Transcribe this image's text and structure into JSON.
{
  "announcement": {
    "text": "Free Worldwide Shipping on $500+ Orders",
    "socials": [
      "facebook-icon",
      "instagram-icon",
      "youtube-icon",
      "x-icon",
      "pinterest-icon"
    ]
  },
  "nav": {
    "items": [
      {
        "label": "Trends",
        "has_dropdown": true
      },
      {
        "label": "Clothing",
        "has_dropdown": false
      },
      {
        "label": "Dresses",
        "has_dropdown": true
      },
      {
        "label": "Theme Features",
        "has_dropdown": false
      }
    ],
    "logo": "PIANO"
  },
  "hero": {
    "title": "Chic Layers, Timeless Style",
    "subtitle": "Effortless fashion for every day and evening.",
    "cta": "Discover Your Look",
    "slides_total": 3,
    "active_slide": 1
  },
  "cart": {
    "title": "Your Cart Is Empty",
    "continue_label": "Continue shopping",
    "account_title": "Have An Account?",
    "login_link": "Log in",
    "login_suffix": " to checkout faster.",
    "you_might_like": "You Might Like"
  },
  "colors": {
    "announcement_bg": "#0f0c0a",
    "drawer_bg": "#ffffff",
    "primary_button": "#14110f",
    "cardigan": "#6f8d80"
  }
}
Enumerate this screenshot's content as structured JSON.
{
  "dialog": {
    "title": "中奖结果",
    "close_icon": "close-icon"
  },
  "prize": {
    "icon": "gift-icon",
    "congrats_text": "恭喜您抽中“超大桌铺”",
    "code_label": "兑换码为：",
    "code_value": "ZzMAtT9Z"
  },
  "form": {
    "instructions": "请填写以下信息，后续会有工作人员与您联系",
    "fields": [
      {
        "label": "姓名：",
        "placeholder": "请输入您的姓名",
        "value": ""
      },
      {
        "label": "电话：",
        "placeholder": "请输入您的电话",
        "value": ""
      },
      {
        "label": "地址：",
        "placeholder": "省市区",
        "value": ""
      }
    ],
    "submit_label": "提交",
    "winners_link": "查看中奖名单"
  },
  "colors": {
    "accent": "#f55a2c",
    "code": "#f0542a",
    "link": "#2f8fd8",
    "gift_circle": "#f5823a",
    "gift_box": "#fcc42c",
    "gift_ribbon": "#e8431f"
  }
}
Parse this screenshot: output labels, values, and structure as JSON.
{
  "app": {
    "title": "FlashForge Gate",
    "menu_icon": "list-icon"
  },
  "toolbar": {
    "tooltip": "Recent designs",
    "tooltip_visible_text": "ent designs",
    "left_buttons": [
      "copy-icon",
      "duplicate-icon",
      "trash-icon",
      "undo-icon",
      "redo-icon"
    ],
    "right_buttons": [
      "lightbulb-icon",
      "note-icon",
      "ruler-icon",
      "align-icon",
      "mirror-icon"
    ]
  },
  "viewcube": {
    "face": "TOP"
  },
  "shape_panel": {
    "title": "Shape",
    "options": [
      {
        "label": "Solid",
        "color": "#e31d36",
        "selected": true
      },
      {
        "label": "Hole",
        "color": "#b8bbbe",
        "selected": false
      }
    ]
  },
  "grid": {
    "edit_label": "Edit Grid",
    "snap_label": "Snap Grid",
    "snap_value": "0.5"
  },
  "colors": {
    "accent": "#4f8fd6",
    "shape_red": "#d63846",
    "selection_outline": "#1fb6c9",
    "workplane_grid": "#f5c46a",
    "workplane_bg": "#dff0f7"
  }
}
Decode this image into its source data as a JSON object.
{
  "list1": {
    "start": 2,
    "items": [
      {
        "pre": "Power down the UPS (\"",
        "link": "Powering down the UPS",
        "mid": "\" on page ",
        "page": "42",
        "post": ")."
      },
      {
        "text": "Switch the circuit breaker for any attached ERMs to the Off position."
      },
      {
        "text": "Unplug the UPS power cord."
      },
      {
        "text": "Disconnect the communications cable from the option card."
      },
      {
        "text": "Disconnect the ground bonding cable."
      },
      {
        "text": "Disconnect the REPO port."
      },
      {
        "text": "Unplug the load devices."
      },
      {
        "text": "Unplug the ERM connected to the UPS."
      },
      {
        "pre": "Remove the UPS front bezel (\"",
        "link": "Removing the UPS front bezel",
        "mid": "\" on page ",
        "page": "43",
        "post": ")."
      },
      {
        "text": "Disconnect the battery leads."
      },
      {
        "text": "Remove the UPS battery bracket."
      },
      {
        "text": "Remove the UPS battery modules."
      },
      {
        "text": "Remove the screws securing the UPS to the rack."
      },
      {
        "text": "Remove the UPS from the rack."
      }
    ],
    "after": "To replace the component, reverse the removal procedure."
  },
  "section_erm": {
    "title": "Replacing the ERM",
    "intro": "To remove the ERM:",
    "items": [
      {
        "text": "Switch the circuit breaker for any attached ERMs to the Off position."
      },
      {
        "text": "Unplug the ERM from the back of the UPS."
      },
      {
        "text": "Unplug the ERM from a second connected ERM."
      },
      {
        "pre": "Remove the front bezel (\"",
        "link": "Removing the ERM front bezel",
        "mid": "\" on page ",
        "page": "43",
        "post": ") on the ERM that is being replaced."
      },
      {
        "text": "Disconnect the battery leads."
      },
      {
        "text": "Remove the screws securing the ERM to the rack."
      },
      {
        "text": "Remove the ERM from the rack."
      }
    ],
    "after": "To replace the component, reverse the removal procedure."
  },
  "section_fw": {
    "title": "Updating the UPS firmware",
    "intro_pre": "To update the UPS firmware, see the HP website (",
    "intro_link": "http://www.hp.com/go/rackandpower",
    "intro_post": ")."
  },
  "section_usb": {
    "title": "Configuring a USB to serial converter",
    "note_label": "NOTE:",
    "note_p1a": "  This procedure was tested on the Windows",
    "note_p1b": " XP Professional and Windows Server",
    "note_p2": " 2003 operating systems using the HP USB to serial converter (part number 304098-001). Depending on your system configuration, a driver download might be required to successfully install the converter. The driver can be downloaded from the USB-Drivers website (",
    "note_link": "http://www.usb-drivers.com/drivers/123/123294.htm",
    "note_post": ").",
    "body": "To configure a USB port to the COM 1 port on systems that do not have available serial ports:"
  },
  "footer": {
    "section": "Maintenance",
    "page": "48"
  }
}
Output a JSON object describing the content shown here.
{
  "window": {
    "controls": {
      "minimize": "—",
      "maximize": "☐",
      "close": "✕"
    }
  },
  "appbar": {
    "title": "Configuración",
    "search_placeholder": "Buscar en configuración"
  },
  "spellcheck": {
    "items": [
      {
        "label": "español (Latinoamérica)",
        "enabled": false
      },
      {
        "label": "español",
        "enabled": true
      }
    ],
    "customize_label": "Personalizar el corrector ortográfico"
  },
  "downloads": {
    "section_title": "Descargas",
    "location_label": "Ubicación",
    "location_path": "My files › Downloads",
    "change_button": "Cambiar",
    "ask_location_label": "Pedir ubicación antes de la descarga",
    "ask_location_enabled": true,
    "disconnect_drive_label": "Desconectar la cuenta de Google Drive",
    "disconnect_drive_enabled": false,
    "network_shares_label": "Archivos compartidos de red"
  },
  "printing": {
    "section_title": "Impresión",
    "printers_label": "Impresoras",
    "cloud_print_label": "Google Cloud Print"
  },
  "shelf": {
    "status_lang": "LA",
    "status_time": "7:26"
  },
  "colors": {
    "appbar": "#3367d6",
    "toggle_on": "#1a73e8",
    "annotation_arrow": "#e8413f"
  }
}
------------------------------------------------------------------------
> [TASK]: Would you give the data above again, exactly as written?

> [SOLUTION BELOW]:
Transcribe this image's text and structure into JSON.
{
  "announcement": {
    "text": "Free Worldwide Shipping on $500+ Orders",
    "socials": [
      "facebook-icon",
      "instagram-icon",
      "youtube-icon",
      "x-icon",
      "pinterest-icon"
    ]
  },
  "nav": {
    "items": [
      {
        "label": "Trends",
        "has_dropdown": true
      },
      {
        "label": "Clothing",
        "has_dropdown": false
      },
      {
        "label": "Dresses",
        "has_dropdown": true
      },
      {
        "label": "Theme Features",
        "has_dropdown": false
      }
    ],
    "logo": "PIANO"
  },
  "hero": {
    "title": "Chic Layers, Timeless Style",
    "subtitle": "Effortless fashion for every day and evening.",
    "cta": "Discover Your Look",
    "slides_total": 3,
    "active_slide": 1
  },
  "cart": {
    "title": "Your Cart Is Empty",
    "continue_label": "Continue shopping",
    "account_title": "Have An Account?",
    "login_link": "Log in",
    "login_suffix": " to checkout faster.",
    "you_might_like": "You Might Like"
  },
  "colors": {
    "announcement_bg": "#0f0c0a",
    "drawer_bg": "#ffffff",
    "primary_button": "#14110f",
    "cardigan": "#6f8d80"
  }
}
Enumerate this screenshot's content as structured JSON.
{
  "dialog": {
    "title": "中奖结果",
    "close_icon": "close-icon"
  },
  "prize": {
    "icon": "gift-icon",
    "congrats_text": "恭喜您抽中“超大桌铺”",
    "code_label": "兑换码为：",
    "code_value": "ZzMAtT9Z"
  },
  "form": {
    "instructions": "请填写以下信息，后续会有工作人员与您联系",
    "fields": [
      {
        "label": "姓名：",
        "placeholder": "请输入您的姓名",
        "value": ""
      },
      {
        "label": "电话：",
        "placeholder": "请输入您的电话",
        "value": ""
      },
      {
        "label": "地址：",
        "placeholder": "省市区",
        "value": ""
      }
    ],
    "submit_label": "提交",
    "winners_link": "查看中奖名单"
  },
  "colors": {
    "accent": "#f55a2c",
    "code": "#f0542a",
    "link": "#2f8fd8",
    "gift_circle": "#f5823a",
    "gift_box": "#fcc42c",
    "gift_ribbon": "#e8431f"
  }
}
Parse this screenshot: output labels, values, and structure as JSON.
{
  "app": {
    "title": "FlashForge Gate",
    "menu_icon": "list-icon"
  },
  "toolbar": {
    "tooltip": "Recent designs",
    "tooltip_visible_text": "ent designs",
    "left_buttons": [
      "copy-icon",
      "duplicate-icon",
      "trash-icon",
      "undo-icon",
      "redo-icon"
    ],
    "right_buttons": [
      "lightbulb-icon",
      "note-icon",
      "ruler-icon",
      "align-icon",
      "mirror-icon"
    ]
  },
  "viewcube": {
    "face": "TOP"
  },
  "shape_panel": {
    "title": "Shape",
    "options": [
      {
        "label": "Solid",
        "color": "#e31d36",
        "selected": true
      },
      {
        "label": "Hole",
        "color": "#b8bbbe",
        "selected": false
      }
    ]
  },
  "grid": {
    "edit_label": "Edit Grid",
    "snap_label": "Snap Grid",
    "snap_value": "0.5"
  },
  "colors": {
    "accent": "#4f8fd6",
    "shape_red": "#d63846",
    "selection_outline": "#1fb6c9",
    "workplane_grid": "#f5c46a",
    "workplane_bg": "#dff0f7"
  }
}
Decode this image into its source data as a JSON object.
{
  "list1": {
    "start": 2,
    "items": [
      {
        "pre": "Power down the UPS (\"",
        "link": "Powering down the UPS",
        "mid": "\" on page ",
        "page": "42",
        "post": ")."
      },
      {
        "text": "Switch the circuit breaker for any attached ERMs to the Off position."
      },
      {
        "text": "Unplug the UPS power cord."
      },
      {
        "text": "Disconnect the communications cable from the option card."
      },
      {
        "text": "Disconnect the ground bonding cable."
      },
      {
        "text": "Disconnect the REPO port."
      },
      {
        "text": "Unplug the load devices."
      },
      {
        "text": "Unplug the ERM connected to the UPS."
      },
      {
        "pre": "Remove the UPS front bezel (\"",
        "link": "Removing the UPS front bezel",
        "mid": "\" on page ",
        "page": "43",
        "post": ")."
      },
      {
        "text": "Disconnect the battery leads."
      },
      {
        "text": "Remove the UPS battery bracket."
      },
      {
        "text": "Remove the UPS battery modules."
      },
      {
        "text": "Remove the screws securing the UPS to the rack."
      },
      {
        "text": "Remove the UPS from the rack."
      }
    ],
    "after": "To replace the component, reverse the removal procedure."
  },
  "section_erm": {
    "title": "Replacing the ERM",
    "intro": "To remove the ERM:",
    "items": [
      {
        "text": "Switch the circuit breaker for any attached ERMs to the Off position."
      },
      {
        "text": "Unplug the ERM from the back of the UPS."
      },
      {
        "text": "Unplug the ERM from a second connected ERM."
      },
      {
        "pre": "Remove the front bezel (\"",
        "link": "Removing the ERM front bezel",
        "mid": "\" on page ",
        "page": "43",
        "post": ") on the ERM that is being replaced."
      },
      {
        "text": "Disconnect the battery leads."
      },
      {
        "text": "Remove the screws securing the ERM to the rack."
      },
      {
        "text": "Remove the ERM from the rack."
      }
    ],
    "after": "To replace the component, reverse the removal procedure."
  },
  "section_fw": {
    "title": "Updating the UPS firmware",
    "intro_pre": "To update the UPS firmware, see the HP website (",
    "intro_link": "http://www.hp.com/go/rackandpower",
    "intro_post": ")."
  },
  "section_usb": {
    "title": "Configuring a USB to serial converter",
    "note_label": "NOTE:",
    "note_p1a": "  This procedure was tested on the Windows",
    "note_p1b": " XP Professional and Windows Server",
    "note_p2": " 2003 operating systems using the HP USB to serial converter (part number 304098-001). Depending on your system configuration, a driver download might be required to successfully install the converter. The driver can be downloaded from the USB-Drivers website (",
    "note_link": "http://www.usb-drivers.com/drivers/123/123294.htm",
    "note_post": ").",
    "body": "To configure a USB port to the COM 1 port on systems that do not have available serial ports:"
  },
  "footer": {
    "section": "Maintenance",
    "page": "48"
  }
}
Output a JSON object describing the content shown here.
{
  "window": {
    "controls": {
      "minimize": "—",
      "maximize": "☐",
      "close": "✕"
    }
  },
  "appbar": {
    "title": "Configuración",
    "search_placeholder": "Buscar en configuración"
  },
  "spellcheck": {
    "items": [
      {
        "label": "español (Latinoamérica)",
        "enabled": false
      },
      {
        "label": "español",
        "enabled": true
      }
    ],
    "customize_label": "Personalizar el corrector ortográfico"
  },
  "downloads": {
    "section_title": "Descargas",
    "location_label": "Ubicación",
    "location_path": "My files › Downloads",
    "change_button": "Cambiar",
    "ask_location_label": "Pedir ubicación antes de la descarga",
    "ask_location_enabled": true,
    "disconnect_drive_label": "Desconectar la cuenta de Google Drive",
    "disconnect_drive_enabled": false,
    "network_shares_label": "Archivos compartidos de red"
  },
  "printing": {
    "section_title": "Impresión",
    "printers_label": "Impresoras",
    "cloud_print_label": "Google Cloud Print"
  },
  "shelf": {
    "status_lang": "LA",
    "status_time": "7:26"
  },
  "colors": {
    "appbar": "#3367d6",
    "toggle_on": "#1a73e8",
    "annotation_arrow": "#e8413f"
  }
}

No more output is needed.